Author Interviews, Dental Research / 01.07.2021

MedicalResearch.com Interview with: Dane Kim, Dental Student University of Pennsylvania School of Dental Medicine MedicalResearch.com: What is the background for this study? Response: This large study was inspired, in part, by a previous publication, Gustatory Function After Third Molar Extraction (Shafer et al. 1999), which examined the effect of third molar extractions on human taste function. Their work was based upon more severe extractions and followed patients only up to six months after their surgery. Studies examining taste function over a longer period, i.e., beyond six months from the surgery, were non-existent. The Smell and Taste Center of Penn Medicine, which is the only center of its type in the United States, has a large unique database of patients who have been thoroughly tested for both smell and taste function. This provided us with the opportunity to compare data from hundreds of persons who had previously received third-molar extractions to those who had not received such extractions. Importantly, the extracts had occurred years before thee taste testing. (more…)
Author Interviews, Dental Research, Pain Research, University of Pittsburgh / 03.05.2018

MedicalResearch.com Interview with: “Dental Exam” by 807th Medical Command (Deployment Support) is licensed under CC BY 2.0 Paul A. Moore, DMD, PhD, MPH School of Dental Medicine University of Pittsburgh MedicalResearch.com: What is the background for this study? What are the main findings? Response: Effective pain management is a priority in dental practice. Government and private agencies highlight the need to provide optimal pain relief, balancing potential benefits and harms of both opioid and nonopioid analgesic agents.
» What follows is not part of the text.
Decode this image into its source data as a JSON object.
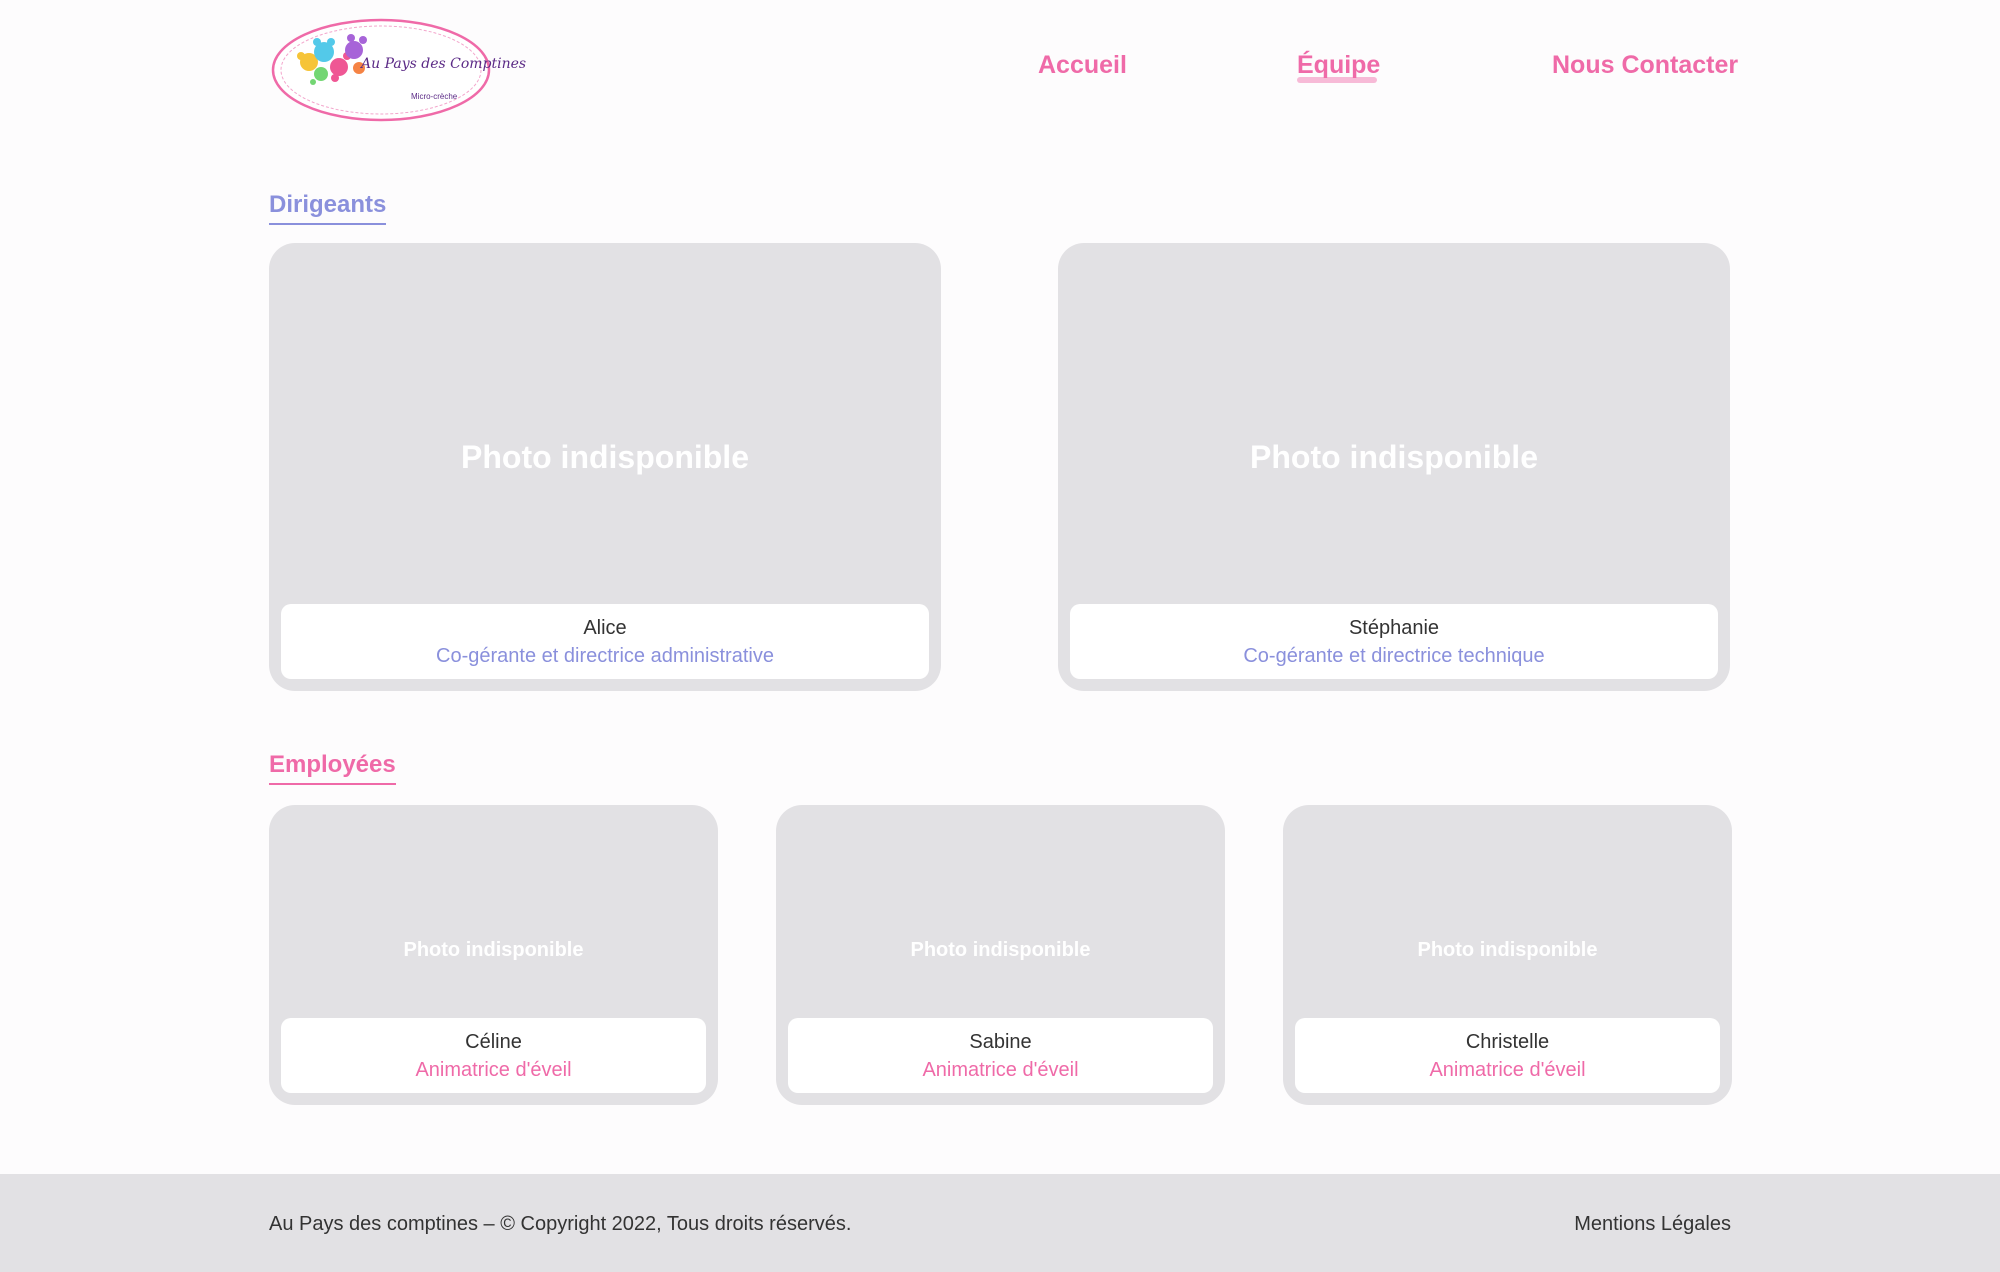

The purpose of our study is to summarize the available evidence on the benefits and harms of analgesic agents, focusing on preexisting systematic reviews. We found combinations of ibuprofen and acetaminophen as having the highest association with treatment benefit in adult patients and the highest proportion of adult patients who experienced maximum pain relief. Diflunisal, acetaminophen, and oxycodone were found to have the longest duration of action in adult patients. Medication and medication combinations that included opioids were among those associated most frequently with acute adverse events in both child and adult-aged patient populations. (more…)